Vows, commitments and modern life:  What does a Buddha see?

To go for refuge to Buddha

A Buddha is an enlightened being, somebody who has already completed the path.  Every Buddha was once just like us, an ordinary, ignorant person prone to mistakes and sorrow.  They realized the nature of their problem, put effort into improving themselves, and continued to do so until they became completely free from all delusions and the imprints of their past deluded actions.  Once they attained that state, the duality between them and everyone else (indeed, everything else) disappeared.  They ceased to be a being somehow trapped in just one body repetitively dying and being reborn, and they transcended into a higher state that is simultaneously beyond samsara yet still active within it.  Because they lack nothing, they give everything continuously.

They realize that everyone can enjoy the same blissful state and so they work tirelessly to gradually lead everyone to freedom.  When someone we know dies, it feels to us as if they have left this world.  When we die and are reborn, we have no recollection of our past lives and everyone seems a stranger.  For a Buddha, even though their conventional emanations may cease, they never feel as if they die.  They remember their relationships with every living being and work to build upon them.  When somebody dies and is reborn, the Buddha just picks up where they left off with that person, just in a different karmically appearing context.  They can see directly into other’s minds in exactly the same way we currently see into our own.  But unlike us, they don’t judge anybody for their confusion or delusions, rather they realize all of these beings are simply confused, indeed deceived by their deluded states of mind.  So they patiently try reveal the paths of wisdom while respecting everyone’s individual choice to follow it or not.  They do not feel as if they are in one place and not another, but they experience themselves as simultaneously being everywhere, equally fully present for each and every living being helping in every way possible every day.
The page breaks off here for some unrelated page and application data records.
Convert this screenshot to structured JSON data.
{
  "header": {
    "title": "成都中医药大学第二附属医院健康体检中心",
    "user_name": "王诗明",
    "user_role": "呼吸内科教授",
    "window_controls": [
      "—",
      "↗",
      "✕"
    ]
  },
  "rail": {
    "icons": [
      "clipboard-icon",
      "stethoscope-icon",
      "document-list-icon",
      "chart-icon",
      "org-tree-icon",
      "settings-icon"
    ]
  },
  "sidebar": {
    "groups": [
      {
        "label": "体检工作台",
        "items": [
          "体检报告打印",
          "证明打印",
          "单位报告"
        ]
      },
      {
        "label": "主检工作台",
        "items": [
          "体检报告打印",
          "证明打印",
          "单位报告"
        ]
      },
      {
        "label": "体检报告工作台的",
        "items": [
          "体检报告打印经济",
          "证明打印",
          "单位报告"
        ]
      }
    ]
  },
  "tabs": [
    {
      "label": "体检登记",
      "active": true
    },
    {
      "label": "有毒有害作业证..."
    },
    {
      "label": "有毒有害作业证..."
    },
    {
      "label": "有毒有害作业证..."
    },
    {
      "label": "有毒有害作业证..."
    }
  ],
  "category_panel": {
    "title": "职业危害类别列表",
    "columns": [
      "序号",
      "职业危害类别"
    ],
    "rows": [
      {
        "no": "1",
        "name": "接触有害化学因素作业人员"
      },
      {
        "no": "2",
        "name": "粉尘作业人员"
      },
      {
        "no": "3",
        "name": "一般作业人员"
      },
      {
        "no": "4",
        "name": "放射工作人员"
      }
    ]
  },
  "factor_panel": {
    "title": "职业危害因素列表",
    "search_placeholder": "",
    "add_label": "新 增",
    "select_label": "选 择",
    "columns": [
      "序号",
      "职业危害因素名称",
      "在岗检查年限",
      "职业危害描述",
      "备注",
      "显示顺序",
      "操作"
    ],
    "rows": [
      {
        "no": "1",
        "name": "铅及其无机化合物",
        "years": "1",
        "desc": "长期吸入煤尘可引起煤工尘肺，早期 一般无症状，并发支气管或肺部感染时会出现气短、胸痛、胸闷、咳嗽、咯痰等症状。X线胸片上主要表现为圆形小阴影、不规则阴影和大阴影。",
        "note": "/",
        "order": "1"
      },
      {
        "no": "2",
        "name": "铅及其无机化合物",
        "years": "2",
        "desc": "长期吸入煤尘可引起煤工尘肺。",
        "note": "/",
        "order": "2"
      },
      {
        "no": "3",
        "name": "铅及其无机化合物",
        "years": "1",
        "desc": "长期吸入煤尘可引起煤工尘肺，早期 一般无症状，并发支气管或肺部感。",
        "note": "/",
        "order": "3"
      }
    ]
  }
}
Sadly the Buddha sees (from one perspective at least) that the minds of virtually all beings remain completely closed, and indeed blind to the fact that they are suffering from a schizophrenic hallucination that they believe to be real.  Driven by this confusion, living beings endlessly harm, rape, even kill one another.  They constantly create the causes for their future suffering, creating false divisions and differences between people.  Endlessly, they see beings being chewed up in the meat grinder of samsara, relentlessly without end.

But they also see when practitioners generate Buddhas within their own minds, such as in our sadhanas or Tantric practices, it is like a portal opens up between the infinite ocean of wisdom and compassion of the Buddha’s mind and the mind of the individual practitioner.  Buddha’s blessings spontaneously pour through this opening in the same way water pours through the opening of a dam.  In this way, the Buddha feels as if they are nourishing the minds of living beings, like a mother feeding her newborn baby.  Gradually, over time, just like a baby growing in the womb of its mother, a living emanation takes root within the minds of some.  Most of the time, the being is closed off to this Buddha within their heart, but some are making sincere efforts to align themselves further and further with the Buddha within them.  They seek to stop identifying with their ordinary body and mind, and instead to start to identify with the Buddha emanating within.  Gradually, the duality between themselves and the emanation ceases, and then the duality between the emanation and the Buddha themselves ceases.  Then, like a magic crystal opening up, the being is able to reflect more and more purely the light and actions of the Buddha in this world.

Some very rare beings reach the stage where they can do this most of the time, if not all of the time, and their every action of body, speech and mind is actually that of the Buddha in this world.  Such a being is known as a “Spiritual Guide.”  A Spiritual Guide is like a sun within the darkness of the world, radiating out in all directions.  Normally we think of the sun as the ball of fire in the center of our solar system, but in reality can we say the rays of sun that reach the earth are separate from the sun itself?  In the same way, the countless emanations of Buddha in this world are not separate from or other than the Buddha himself.

To go for refuge to Buddha, then, means to turn to this light.  To make effort to open our mind to it so that these blessings may flow down into us.  It is to realize there are immortal enlightened beings standing ready to enter our life and draw us back into their bosom.  It is to be inspired to become an instrument through which they work in this world.  It is to aspire to become just like them.  It is to long to unite inseparably with them for all time.

5 thoughts on “Vows, commitments and modern life:  What does a Buddha see?

Leave a Reply

Fill in your details below or click an icon to log in:

WordPress.com Logo

You are commenting using your WordPress.com account. Log Out /  Change )

Twitter picture

You are commenting using your Twitter account. Log Out /  Change )

Facebook photo

You are commenting using your Facebook account. Log Out /  Change )

Connecting to %s